IDA Free 8.3 Cloud-based Decompiler

Just because these exist, doesn’t mean you don’t need to learn assembly. You will need assembly.

Ghidra 10.3, a very powerful decompiler and disassembler, with a recently added debugger

Notice here how both decompilers show printf("%d\n", 1); even though that isn’t what is exactly happening in the assembly. I can also assure you that it isn’t what I wrote for this example binary!

The original code I wrote was:

int x = 0;
printf("%d\n", x);

While both the decompiled code and the one I wrote present the same output, they’re not exactly the same. I am not saying that decompilers are entirely inaccurate, just be mindful that they’re not entirely accurate either.

Intermediate Language

Some languages, aren’t compiled directly to machine code. They are, instead, compiled to some form of intermediate language which is then compiled at runtime into machine code. These languages are much easier to decompile and usually don’t require an understanding of actual machine code. Example languages are Java and C#, they are both compiled at runtime by a VM such as JRE or the .NET CLR.

dnSpy, a .NET decompiler and debugger

Notice how in dnSpy, there is no assembly to read or anything. You get a decompiled version of the original code which could be pretty similar to the original.

Other Useful Tools

Some other tools can be useful to find out information about binaries you want to reverse. Some examples:

  • Explorer Suite: A complete suite of Windows binary utilities
  • GNU Binutils: A suit of utilities for Linux binaries. Contains the popular tool strings which can be used to find readable strings in binaries, as well as objdump
  • Analysers, such as:
    • capa by Mandiant: Can analyse some of the capabilities a binary has such as encryption, encoding, internet connectivity, etc…
    • binwalk by ReFirm Labs: Has useful features such as entropy calculation and file extraction by signature
  • Hex Editors: Have multiple uses including modifying existing binaries if needed, extracting data from them, etc…
    • Two popular hex editors in the reverse engineering and malware analysis community are: HxD for Windows and Bless for Linux

Ethics of Reverse Engineering

You legally and ethically aren’t allowed to reverse engineer everything in the world. The reason why you’re reversing something also matters a lot. For example, reversing commercial software is often restricted. But, reversing malware, open sample code, and open source software is fine for the most part.
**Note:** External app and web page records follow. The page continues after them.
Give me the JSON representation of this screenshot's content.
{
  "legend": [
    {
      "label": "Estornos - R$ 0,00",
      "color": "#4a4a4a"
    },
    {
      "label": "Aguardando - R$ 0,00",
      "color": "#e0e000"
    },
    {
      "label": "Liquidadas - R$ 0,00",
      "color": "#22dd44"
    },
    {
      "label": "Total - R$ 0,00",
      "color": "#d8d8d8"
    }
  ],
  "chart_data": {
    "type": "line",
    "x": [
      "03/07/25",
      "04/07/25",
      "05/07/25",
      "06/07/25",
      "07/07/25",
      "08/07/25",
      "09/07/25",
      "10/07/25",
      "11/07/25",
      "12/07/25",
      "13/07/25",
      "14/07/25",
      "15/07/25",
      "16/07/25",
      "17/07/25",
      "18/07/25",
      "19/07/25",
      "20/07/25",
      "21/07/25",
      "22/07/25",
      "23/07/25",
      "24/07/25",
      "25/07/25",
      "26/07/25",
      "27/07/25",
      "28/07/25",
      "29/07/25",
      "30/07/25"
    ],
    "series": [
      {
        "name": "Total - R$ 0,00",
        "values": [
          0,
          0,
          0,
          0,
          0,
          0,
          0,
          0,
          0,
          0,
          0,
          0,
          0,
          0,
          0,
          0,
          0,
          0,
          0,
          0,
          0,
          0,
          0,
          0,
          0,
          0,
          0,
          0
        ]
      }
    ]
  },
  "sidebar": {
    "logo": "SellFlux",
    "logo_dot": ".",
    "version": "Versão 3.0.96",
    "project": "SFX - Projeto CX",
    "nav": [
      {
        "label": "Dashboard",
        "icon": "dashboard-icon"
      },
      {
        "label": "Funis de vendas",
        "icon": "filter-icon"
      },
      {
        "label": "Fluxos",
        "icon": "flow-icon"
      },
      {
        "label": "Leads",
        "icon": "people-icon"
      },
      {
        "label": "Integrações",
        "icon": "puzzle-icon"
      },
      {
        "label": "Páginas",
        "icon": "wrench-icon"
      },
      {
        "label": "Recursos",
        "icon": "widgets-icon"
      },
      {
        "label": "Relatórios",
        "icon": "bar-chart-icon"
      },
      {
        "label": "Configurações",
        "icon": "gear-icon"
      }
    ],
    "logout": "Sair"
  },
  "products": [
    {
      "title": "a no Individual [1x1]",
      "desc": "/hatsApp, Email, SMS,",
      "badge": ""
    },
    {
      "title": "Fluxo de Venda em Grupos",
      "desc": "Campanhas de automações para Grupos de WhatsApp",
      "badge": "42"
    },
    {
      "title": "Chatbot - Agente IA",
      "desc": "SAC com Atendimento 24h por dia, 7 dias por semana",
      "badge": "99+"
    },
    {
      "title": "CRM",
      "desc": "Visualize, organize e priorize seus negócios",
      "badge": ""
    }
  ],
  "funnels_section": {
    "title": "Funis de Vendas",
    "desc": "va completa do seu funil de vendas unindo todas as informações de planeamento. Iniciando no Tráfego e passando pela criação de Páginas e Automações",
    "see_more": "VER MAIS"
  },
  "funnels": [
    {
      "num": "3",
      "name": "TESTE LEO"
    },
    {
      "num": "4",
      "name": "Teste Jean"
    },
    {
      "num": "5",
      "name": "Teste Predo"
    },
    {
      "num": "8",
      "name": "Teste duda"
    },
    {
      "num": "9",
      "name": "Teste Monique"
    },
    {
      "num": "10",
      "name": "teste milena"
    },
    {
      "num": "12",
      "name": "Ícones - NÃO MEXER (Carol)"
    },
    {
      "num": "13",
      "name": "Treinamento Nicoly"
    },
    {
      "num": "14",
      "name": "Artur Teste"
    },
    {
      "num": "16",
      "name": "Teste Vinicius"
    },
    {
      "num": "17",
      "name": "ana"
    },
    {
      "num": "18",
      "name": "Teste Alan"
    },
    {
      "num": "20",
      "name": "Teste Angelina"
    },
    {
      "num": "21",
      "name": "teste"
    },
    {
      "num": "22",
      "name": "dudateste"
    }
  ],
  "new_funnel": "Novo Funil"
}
Make sure to check which regulations apply in your region of residence AND region of work and obviously make sure you follow them! You can also check out the Electronic Frontier Foundation’s Reverse Engineering FAQs for a US perspective on this.

I am not a lawyer, don’t take anything I say here as any form of legal advice.

Great, Where do I Learn More?

Well, depends on what kind of reverse engineering you want to do.

Personally, I would generally recommend the following if you want to go for software reverse engineering:

  • Brush up on your C knowledge
    • Understanding pointers and data structures is usually enough
  • Learn x86 Assembly
  • Learn Reverse Engineering and PRACTICE reversing binaries
  • Learn more about binary file structures
    • PE Files, ELF Files, Mach-O, etc…
  • Learn more advanced x86 and OS-related topics (go as deep as you like)
    • Segmentation, paging, operation modes, control registers, SMM

Or don’t… Do whatever makes you good at what you want to do! There is No Single Roadmap.

Needless to say, it doesn’t have to be in this exact order, as long as you cover the basics (the first 4 points)!

You may also want to check OpenSecurityTraining2’s learning paths, depending on what you want to do on the long run.

Some Resources

That’s about it, thanks for reading! I hope you learned something new from this post. If you did, or you at least enjoyed it (or both), please share it with your friends who enjoy staring at hex bytes and assembly code for hours upon end.

Some icon and image credits: WikiMedia Commons, Flaticon, Pixabay, The Noun Project, Pixel perfect